---------- Dataset content

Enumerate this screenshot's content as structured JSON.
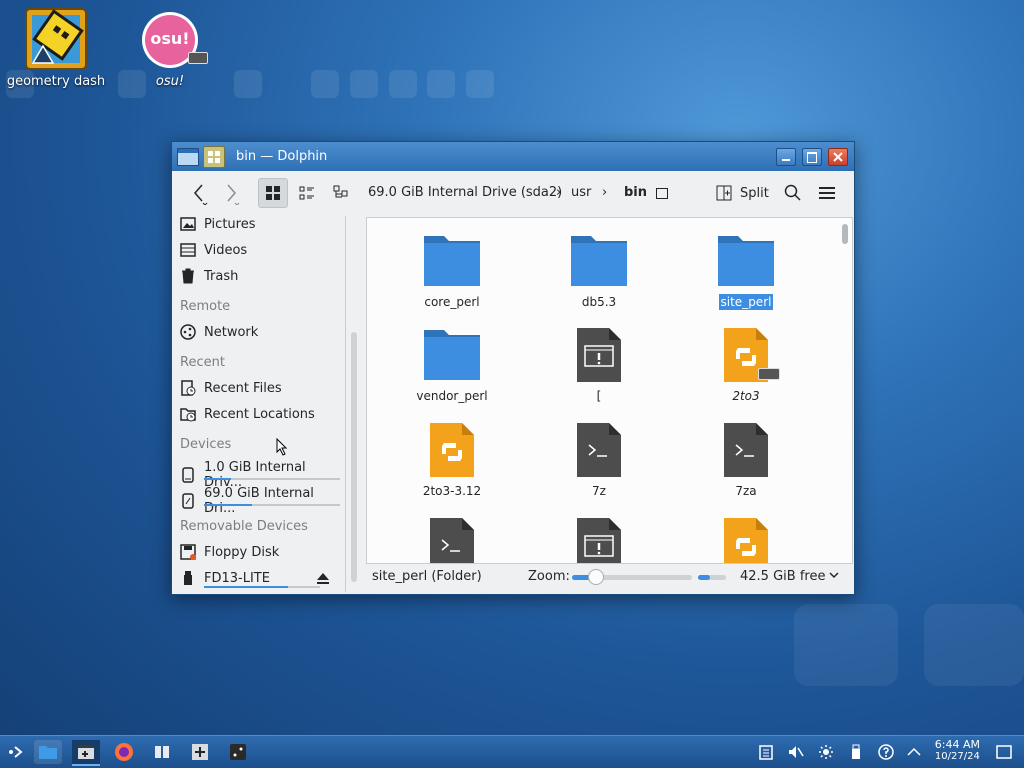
{
  "desktop": {
    "icons": [
      {
        "label": "geometry dash"
      },
      {
        "label": "osu!"
      }
    ],
    "osu_logo_text": "osu!"
  },
  "window": {
    "title": "bin — Dolphin",
    "breadcrumb": {
      "root": "69.0 GiB Internal Drive (sda2)",
      "usr": "usr",
      "bin": "bin"
    },
    "split_label": "Split"
  },
  "sidebar": {
    "places": [
      {
        "label": "Pictures",
        "icon": "pictures-icon"
      },
      {
        "label": "Videos",
        "icon": "videos-icon"
      },
      {
        "label": "Trash",
        "icon": "trash-icon"
      }
    ],
    "remote_header": "Remote",
    "remote": [
      {
        "label": "Network",
        "icon": "network-icon"
      }
    ],
    "recent_header": "Recent",
    "recent": [
      {
        "label": "Recent Files",
        "icon": "recent-files-icon"
      },
      {
        "label": "Recent Locations",
        "icon": "recent-locations-icon"
      }
    ],
    "devices_header": "Devices",
    "devices": [
      {
        "label": "1.0 GiB Internal Driv...",
        "usage": 0.2
      },
      {
        "label": "69.0 GiB Internal Dri...",
        "usage": 0.35
      }
    ],
    "removable_header": "Removable Devices",
    "removable": [
      {
        "label": "Floppy Disk"
      },
      {
        "label": "FD13-LITE",
        "usage": 0.72
      }
    ]
  },
  "files": [
    {
      "name": "core_perl",
      "type": "folder"
    },
    {
      "name": "db5.3",
      "type": "folder"
    },
    {
      "name": "site_perl",
      "type": "folder",
      "selected": true
    },
    {
      "name": "vendor_perl",
      "type": "folder"
    },
    {
      "name": "[",
      "type": "executable"
    },
    {
      "name": "2to3",
      "type": "python",
      "italic": true
    },
    {
      "name": "2to3-3.12",
      "type": "python"
    },
    {
      "name": "7z",
      "type": "script"
    },
    {
      "name": "7za",
      "type": "script"
    }
  ],
  "status": {
    "selection": "site_perl (Folder)",
    "zoom_label": "Zoom:",
    "zoom_level": 0.2,
    "free_space": "42.5 GiB free"
  },
  "taskbar": {
    "time": "6:44 AM",
    "date": "10/27/24"
  },
  "colors": {
    "accent": "#3d8ee0",
    "folder": "#3d8ee0",
    "python": "#f3a21b",
    "script": "#4d4d4d"
  }
}
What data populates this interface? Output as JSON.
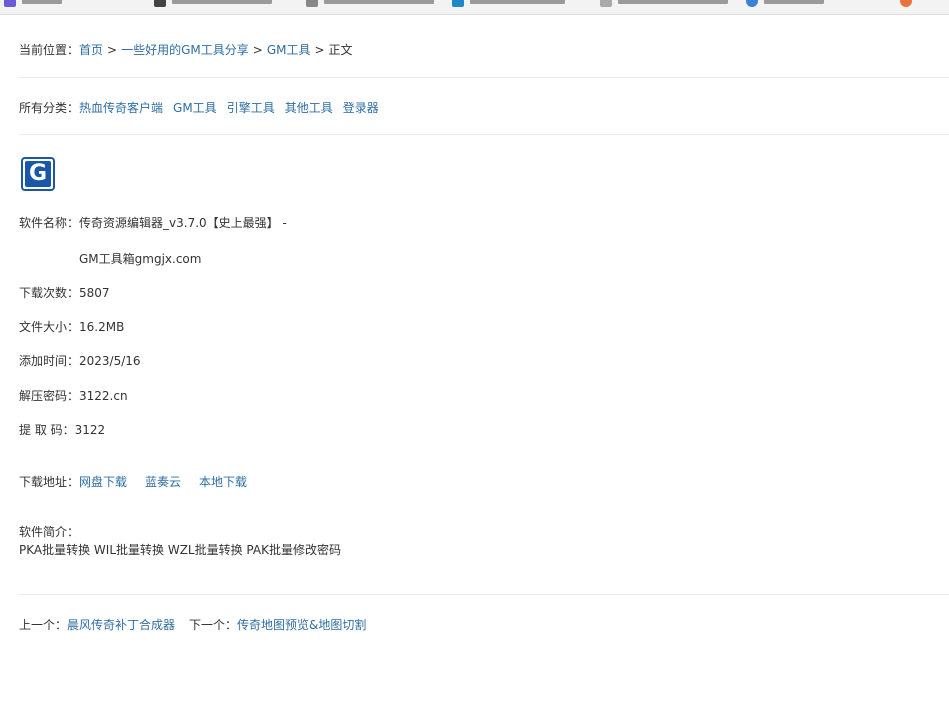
{
  "breadcrumb": {
    "label": "当前位置：",
    "items": [
      "首页",
      "一些好用的GM工具分享",
      "GM工具"
    ],
    "current": "正文",
    "separator": ">"
  },
  "categories": {
    "label": "所有分类：",
    "items": [
      "热血传奇客户端",
      "GM工具",
      "引擎工具",
      "其他工具",
      "登录器"
    ]
  },
  "logo": {
    "letter": "G",
    "icon": "gm-logo-icon",
    "color": "#1a57a8"
  },
  "software": {
    "name_label": "软件名称：",
    "name_value": "传奇资源编辑器_v3.7.0【史上最强】 -",
    "name_value_line2": "GM工具箱gmgjx.com",
    "downloads_label": "下载次数：",
    "downloads_value": "5807",
    "size_label": "文件大小：",
    "size_value": "16.2MB",
    "date_label": "添加时间：",
    "date_value": "2023/5/16",
    "password_label": "解压密码：",
    "password_value": "3122.cn",
    "code_label": "提 取 码：",
    "code_value": "3122"
  },
  "download": {
    "label": "下载地址：",
    "links": [
      "网盘下载",
      "蓝奏云",
      "本地下载"
    ]
  },
  "intro": {
    "label": "软件简介：",
    "text": "PKA批量转换 WIL批量转换 WZL批量转换 PAK批量修改密码"
  },
  "nav": {
    "prev_label": "上一个：",
    "prev_link": "晨风传奇补丁合成器",
    "next_label": "下一个：",
    "next_link": "传奇地图预览&地图切割"
  },
  "colors": {
    "link": "#2f6ea3",
    "text": "#333333",
    "divider": "#ebebeb"
  }
}
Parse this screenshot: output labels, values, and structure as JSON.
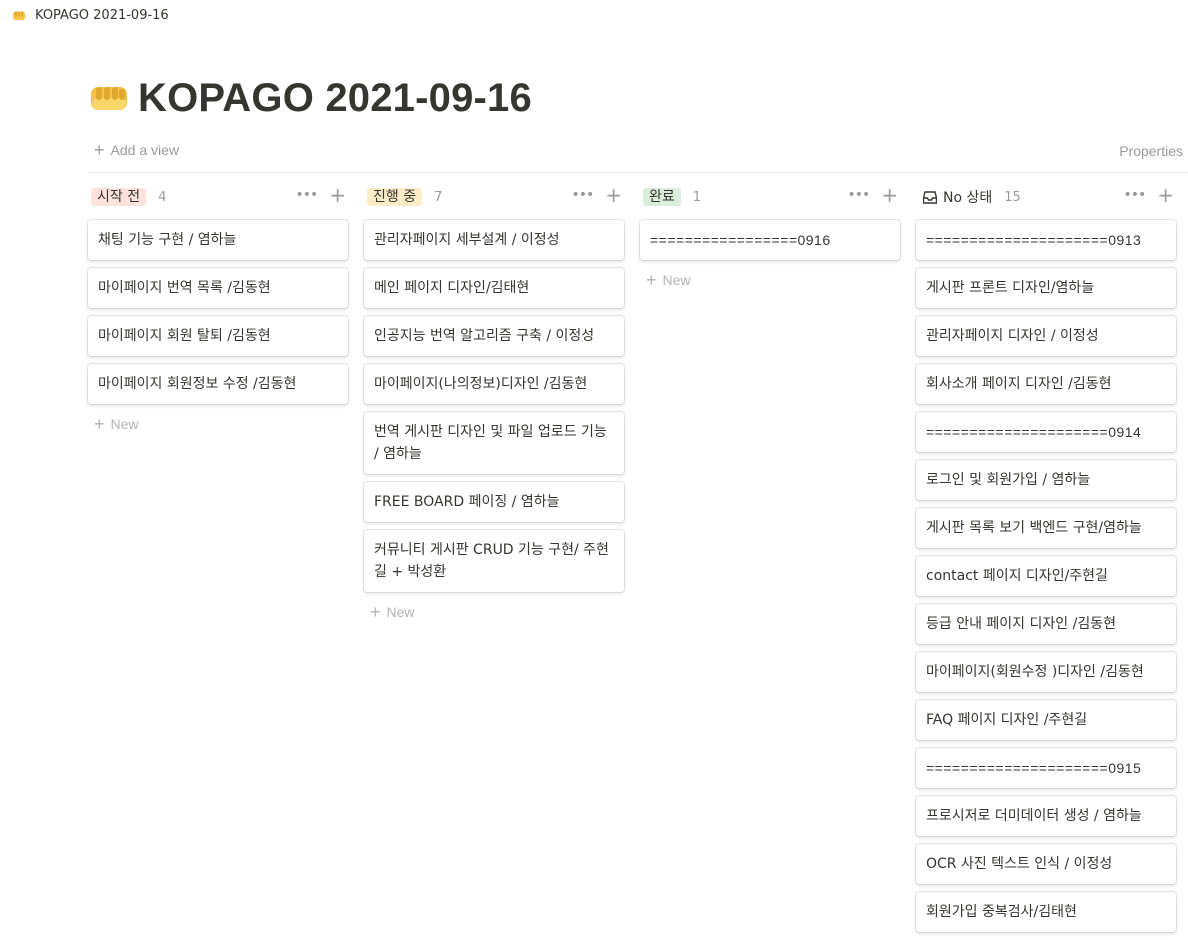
{
  "window": {
    "tab_title": "KOPAGO 2021-09-16",
    "page_icon": "fist-emoji-icon"
  },
  "page": {
    "title": "KOPAGO 2021-09-16"
  },
  "viewbar": {
    "add_view_label": "Add a view",
    "properties_label": "Properties"
  },
  "new_label": "New",
  "colors": {
    "text": "#37352f",
    "muted": "#9b9a97",
    "tag_red": "#ffe2dd",
    "tag_yellow": "#fdecc8",
    "tag_green": "#dbeddb"
  },
  "columns": [
    {
      "label": "시작 전",
      "count": "4",
      "cards": [
        "채팅 기능 구현 / 염하늘",
        "마이페이지 번역 목록 /김동현",
        "마이페이지 회원 탈퇴 /김동현",
        "마이페이지 회원정보 수정 /김동현"
      ]
    },
    {
      "label": "진행 중",
      "count": "7",
      "cards": [
        "관리자페이지 세부설계 / 이정성",
        "메인 페이지 디자인/김태현",
        "인공지능 번역 알고리즘 구축 / 이정성",
        "마이페이지(나의정보)디자인 /김동현",
        "번역 게시판 디자인 및 파일 업로드 기능 / 염하늘",
        "FREE BOARD 페이징 / 염하늘",
        "커뮤니티 게시판 CRUD 기능 구현/ 주현길 + 박성환"
      ]
    },
    {
      "label": "완료",
      "count": "1",
      "cards": [
        "=================0916"
      ]
    },
    {
      "label": "No 상태",
      "count": "15",
      "cards": [
        "=====================0913",
        "게시판 프론트 디자인/염하늘",
        "관리자페이지 디자인 / 이정성",
        "회사소개 페이지 디자인 /김동현",
        "=====================0914",
        "로그인 및 회원가입 / 염하늘",
        "게시판 목록 보기 백엔드 구현/염하늘",
        "contact 페이지 디자인/주현길",
        "등급 안내 페이지 디자인 /김동현",
        "마이페이지(회원수정 )디자인 /김동현",
        "FAQ 페이지 디자인 /주현길",
        "=====================0915",
        "프로시저로 더미데이터 생성 / 염하늘",
        "OCR 사진 텍스트 인식 / 이정성",
        "회원가입 중복검사/김태현"
      ]
    }
  ]
}
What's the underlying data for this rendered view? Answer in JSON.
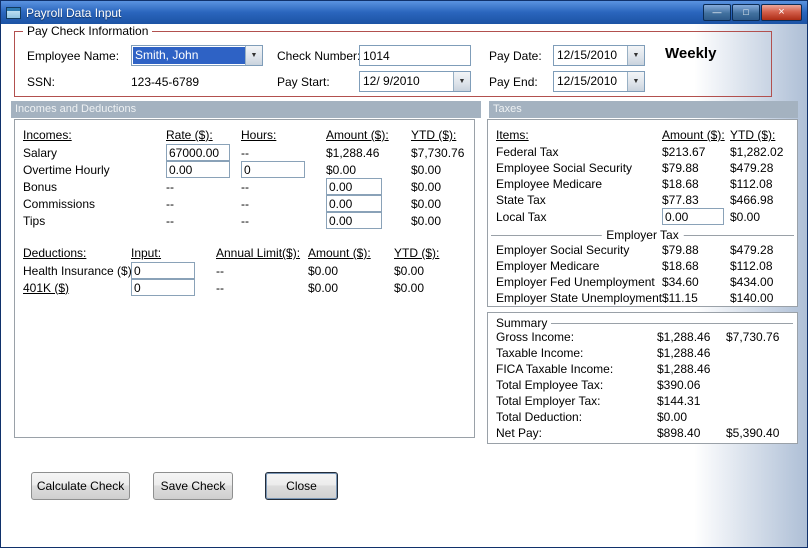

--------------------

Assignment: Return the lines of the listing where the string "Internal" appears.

Solution for this task:
      "root": "69.0 GiB Internal Drive (sda2)",
        "label": "1.0 GiB Internal Driv...",
        "label": "69.0 GiB Internal Dri...",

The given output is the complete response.